Assad’s forces, backed by the Lebanese Shi’ite group Hezbollah, won a significant victory by seizing the border town of Qusair last week and are now believed to be preparing offensives on rebel-held areas near Damascus and Aleppo.
Many of the fighters involved in the Hatla attack were said to be from the al Qaeda-linked Nusra Front. Hardline Sunni groups often refer to Shi’ites as rejectionists because they deny the legitimacy of the Prophet Mohammad’s first successors.
“This is a Sunni area, it does not belong to other groups,” one fighter shouted in the video purportedly filmed in the town of Hatla in the eastern province of Deir al-Zor.
The Syrian Observatory for Human Rights, a pro-opposition monitoring group that has reported abuses on both sides of the conflict, put the death toll in Tuesday’s attack at 60, saying most victims were pro-Assad Shi’ite militiamen. Assad’s minority Alawite sect is rooted in Shi’ite Islam. Most rebels are Sunnis.
The Observatory said many Shi’ite civilians, a minority in the mixed town of Hatla, had fled elsewhere in the province.
The conflict in Syria has stoked Sunni-Shi’ite tensions in the region, with Iran and Hezbollah supporting Assad, and Sunni-ruled nations such as Turkey, Saudi Arabia and Qatar backing the rebels. Sunni militants have also poured in to help the rebels.
Dozens of Kuwaitis gathered outside the Lebanese Embassy in Kuwait late on Tuesday to protest against Hezbollah’s role in Syria. Protesters burned a picture of Hezbollah leader Hassan Nasrallah, a photo published in local media showed.
“The mujahideen in Lebanon are preparing ... for the battle which you started, Hezbollah,” a Kuwaiti cleric named Shafi al-Ajami said in a video of the demonstration posted on YouTube.
“We are arming the mujahideen from here (Kuwait), and from the Arabian Peninsula, the Gulf states, Egypt, Jordan, Lebanon, Iraq and Turkey,” he said.
He said funds for the effort were coming from “honourable people”, not governments. Kuwaiti Islamists have started a Twitter campaign named “Kuwaitis prepare 12,000 mujahideen” as well as an online fundraising drive to help arm Syrian rebels.
Ajami said Syria would become “the graveyard for the party of Satan” - a common slur used by rebels against Hezbollah, whose name means “party of God” in Arabic.
In Hatla, some opposition activists said the attack included summary killings and the burning of Shi’ite places of worship.
Activist Karam Badran, who spoke to Reuters from Deir al-Zor, said only 20 people had been confirmed killed in Hatla but that another 20 had been taken hostage by the rebels.

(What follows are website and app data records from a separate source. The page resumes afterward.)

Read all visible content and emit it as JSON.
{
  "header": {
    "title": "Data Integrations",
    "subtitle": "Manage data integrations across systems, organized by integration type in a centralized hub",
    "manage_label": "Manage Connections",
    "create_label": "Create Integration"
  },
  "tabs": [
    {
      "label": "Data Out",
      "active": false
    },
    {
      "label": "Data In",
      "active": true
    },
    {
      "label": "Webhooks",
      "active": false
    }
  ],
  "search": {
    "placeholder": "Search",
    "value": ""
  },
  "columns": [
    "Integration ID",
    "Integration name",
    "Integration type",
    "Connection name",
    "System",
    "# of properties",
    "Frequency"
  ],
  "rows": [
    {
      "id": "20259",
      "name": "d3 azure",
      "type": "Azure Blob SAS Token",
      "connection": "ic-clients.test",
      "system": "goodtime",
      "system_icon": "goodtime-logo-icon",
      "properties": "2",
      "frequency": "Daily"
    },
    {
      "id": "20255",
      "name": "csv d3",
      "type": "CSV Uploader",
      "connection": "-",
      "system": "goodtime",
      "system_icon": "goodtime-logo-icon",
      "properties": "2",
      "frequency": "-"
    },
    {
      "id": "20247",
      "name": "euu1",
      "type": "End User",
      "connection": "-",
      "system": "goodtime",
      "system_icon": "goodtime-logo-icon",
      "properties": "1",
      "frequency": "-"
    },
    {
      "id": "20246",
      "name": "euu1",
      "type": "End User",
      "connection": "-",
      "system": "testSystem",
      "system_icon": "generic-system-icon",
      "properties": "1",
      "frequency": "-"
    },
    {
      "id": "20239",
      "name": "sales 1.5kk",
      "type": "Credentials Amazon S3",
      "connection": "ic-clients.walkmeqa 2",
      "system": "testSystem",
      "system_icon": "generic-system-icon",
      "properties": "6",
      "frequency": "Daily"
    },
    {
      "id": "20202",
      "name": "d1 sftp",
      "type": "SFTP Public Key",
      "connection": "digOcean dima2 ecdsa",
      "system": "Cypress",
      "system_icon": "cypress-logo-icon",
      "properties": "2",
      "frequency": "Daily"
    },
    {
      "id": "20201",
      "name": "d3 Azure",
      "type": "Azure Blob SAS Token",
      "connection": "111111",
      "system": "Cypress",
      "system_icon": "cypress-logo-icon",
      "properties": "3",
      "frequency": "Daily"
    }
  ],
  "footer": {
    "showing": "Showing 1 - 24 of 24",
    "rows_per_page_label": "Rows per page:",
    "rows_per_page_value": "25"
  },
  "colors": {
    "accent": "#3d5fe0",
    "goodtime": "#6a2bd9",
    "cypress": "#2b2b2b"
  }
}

He said the attackers’ main motive was not sectarian, but what he and the Observatory said were government attempts to recruit militiamen of all faiths in an area rebels had held for a year. Shi’ites had not previously been harmed there, he said.
Badran said the Hatla killings had also followed an attack on Monday by pro-Assad militiamen on a rebel checkpoint outside the provincial capital Deir al-Zor, in which several opposition fighters had been killed and dozens wounded.
“Three of the men killed were three Shi’ite clerics. They were executed and hung on the gates of the town,” Badran said. “But among the dead were also Sunnis (who had joined pro-Assad militia). This is really about betrayal.”
Additional reporting by Sylvia Westall in Kuwait; Editing by Alistair Lyon